Most studios will rent mats and towels, so there is no need to invest in your own equipment if you’d like to try it out before committing. Wear something non-constrictive and comfortable. Don’t worry about making a fashion statement, just make sure that you can move in what you’re wearing. Refrain from dousing yourself in perfume, cologne, or other smelly stuff. Drink plenty of water before class (including the day prior), especially if you’re trying hot yoga. Don’t eat anything too heavy and if you’re hungry an hour before, have something small and clean, like a piece of fruit or some veggies.
Tell the Teacher it’s Your First Time
When you arrive at your studio, tell the teacher that it’s your first time. The teacher will likely be thrilled to introduce you to yoga and many times, will offer specific cues throughout class so that you can follow what is going on. They might come over and offer you some adjustments—this isn’t a critique, it’s a way of teaching you the proper way of doing a pose.
Secure Prime Mat Real Estate
A beginner might feel more comfortable somewhere in the middle of the room. You want to be close enough to the front so you’re able to see what’s going on, but it helps to have a few people around you to follow if you’re not sure what a particular pose entails.
Listen and Focus on You
Many people who try yoga are intimidated because they’re afraid that those around them will be judging. Practicing yoga is all about focusing your efforts on yourself. The truth is — the people around you are preoccupied with their own poses (that involve so many different alignment cues and muscle movements) that you may hardly notice your peers. Try to turn off your mind and just listen. Listen to the teacher and try to follow their cues and tips. Don’t think, just try.
One Step at a Time
Many poses offer multiple variations but don’t feel like you need to do the maximum your first time. Yoga is about doing poses properly to benefit your body. Don’t sacrifice proper alignment for depth. Know when to reel your ego.

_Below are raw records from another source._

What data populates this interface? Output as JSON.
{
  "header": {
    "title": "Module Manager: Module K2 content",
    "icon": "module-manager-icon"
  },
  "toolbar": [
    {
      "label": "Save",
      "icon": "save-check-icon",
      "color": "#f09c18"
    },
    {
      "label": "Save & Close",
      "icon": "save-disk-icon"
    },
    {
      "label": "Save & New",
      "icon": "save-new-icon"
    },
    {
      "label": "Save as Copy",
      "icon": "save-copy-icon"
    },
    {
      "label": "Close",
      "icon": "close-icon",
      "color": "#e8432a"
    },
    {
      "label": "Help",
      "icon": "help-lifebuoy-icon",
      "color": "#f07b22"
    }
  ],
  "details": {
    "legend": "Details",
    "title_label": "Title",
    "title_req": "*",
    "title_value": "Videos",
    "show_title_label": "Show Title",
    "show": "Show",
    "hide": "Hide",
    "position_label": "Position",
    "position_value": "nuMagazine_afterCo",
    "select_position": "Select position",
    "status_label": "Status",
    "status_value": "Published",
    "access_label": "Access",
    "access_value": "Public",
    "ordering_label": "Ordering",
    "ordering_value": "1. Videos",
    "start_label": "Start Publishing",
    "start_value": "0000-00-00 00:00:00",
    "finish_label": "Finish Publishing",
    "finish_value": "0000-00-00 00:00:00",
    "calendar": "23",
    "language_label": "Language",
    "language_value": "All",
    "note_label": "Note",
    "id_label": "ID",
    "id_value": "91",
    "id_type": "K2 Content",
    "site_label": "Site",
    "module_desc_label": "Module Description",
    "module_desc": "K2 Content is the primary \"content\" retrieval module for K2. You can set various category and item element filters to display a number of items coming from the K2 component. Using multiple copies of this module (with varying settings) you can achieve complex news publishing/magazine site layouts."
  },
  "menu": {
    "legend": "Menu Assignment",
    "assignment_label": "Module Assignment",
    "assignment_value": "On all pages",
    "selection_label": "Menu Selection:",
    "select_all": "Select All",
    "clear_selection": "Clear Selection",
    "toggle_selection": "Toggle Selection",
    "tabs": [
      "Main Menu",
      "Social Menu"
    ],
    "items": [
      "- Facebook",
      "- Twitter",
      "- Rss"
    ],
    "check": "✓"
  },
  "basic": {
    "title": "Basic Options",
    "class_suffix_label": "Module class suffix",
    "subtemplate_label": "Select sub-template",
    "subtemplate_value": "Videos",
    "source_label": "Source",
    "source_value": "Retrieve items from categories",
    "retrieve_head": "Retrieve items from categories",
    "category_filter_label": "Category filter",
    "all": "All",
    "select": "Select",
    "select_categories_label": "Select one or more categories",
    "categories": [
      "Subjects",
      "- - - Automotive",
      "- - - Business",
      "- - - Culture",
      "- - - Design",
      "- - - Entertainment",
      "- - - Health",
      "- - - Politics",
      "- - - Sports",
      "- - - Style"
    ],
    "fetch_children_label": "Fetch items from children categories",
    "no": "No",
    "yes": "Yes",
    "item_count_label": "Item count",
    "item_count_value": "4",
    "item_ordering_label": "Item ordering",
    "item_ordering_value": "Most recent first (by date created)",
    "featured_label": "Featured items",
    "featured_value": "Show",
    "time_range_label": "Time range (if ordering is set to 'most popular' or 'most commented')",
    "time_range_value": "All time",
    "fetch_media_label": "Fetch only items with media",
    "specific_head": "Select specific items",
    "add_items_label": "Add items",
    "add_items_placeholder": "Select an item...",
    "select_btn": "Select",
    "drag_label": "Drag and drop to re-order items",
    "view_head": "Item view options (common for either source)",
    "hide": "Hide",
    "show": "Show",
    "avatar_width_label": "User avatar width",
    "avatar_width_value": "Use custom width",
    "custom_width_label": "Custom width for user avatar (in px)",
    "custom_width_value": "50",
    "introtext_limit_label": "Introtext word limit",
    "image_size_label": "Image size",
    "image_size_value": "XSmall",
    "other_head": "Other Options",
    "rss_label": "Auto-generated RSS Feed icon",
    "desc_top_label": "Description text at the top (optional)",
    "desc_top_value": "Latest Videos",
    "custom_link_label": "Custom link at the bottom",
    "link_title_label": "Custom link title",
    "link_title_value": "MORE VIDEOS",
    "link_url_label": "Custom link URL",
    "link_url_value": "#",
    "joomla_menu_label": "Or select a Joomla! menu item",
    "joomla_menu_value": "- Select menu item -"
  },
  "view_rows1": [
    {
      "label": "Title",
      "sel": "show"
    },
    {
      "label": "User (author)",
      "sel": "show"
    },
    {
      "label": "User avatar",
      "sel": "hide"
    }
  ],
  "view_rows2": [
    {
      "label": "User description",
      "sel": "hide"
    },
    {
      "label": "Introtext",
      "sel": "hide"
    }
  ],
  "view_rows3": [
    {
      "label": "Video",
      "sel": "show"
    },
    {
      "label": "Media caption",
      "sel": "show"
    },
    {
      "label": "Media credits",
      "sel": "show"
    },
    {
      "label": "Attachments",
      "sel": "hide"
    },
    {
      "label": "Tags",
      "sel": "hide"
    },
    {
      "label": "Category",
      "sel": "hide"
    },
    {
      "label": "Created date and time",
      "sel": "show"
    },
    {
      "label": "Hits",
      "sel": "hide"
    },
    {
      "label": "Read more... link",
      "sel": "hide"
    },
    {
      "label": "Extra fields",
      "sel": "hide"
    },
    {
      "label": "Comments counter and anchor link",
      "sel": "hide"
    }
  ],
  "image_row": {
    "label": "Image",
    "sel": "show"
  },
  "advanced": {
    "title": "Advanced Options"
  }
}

Have an Open Mind
Many classes will include breathing exercises, some “om”ing, and/or the singing of mantra towards the beginning and end of class. The first time you hear a roomful of people erupt into a Sanskrit chant, it can be a little startling. You don’t need to participate in chants if you don’t know them or don’t feel comfortable — just sit quietly and listen.
Classes often close with a salutation of “Namaste”. Take a moment afterwards to collect yourself, return any props you used (blocks, straps, etc.), clean down your mat and return it to the appropriate area. Congratulate yourself on having tried something new!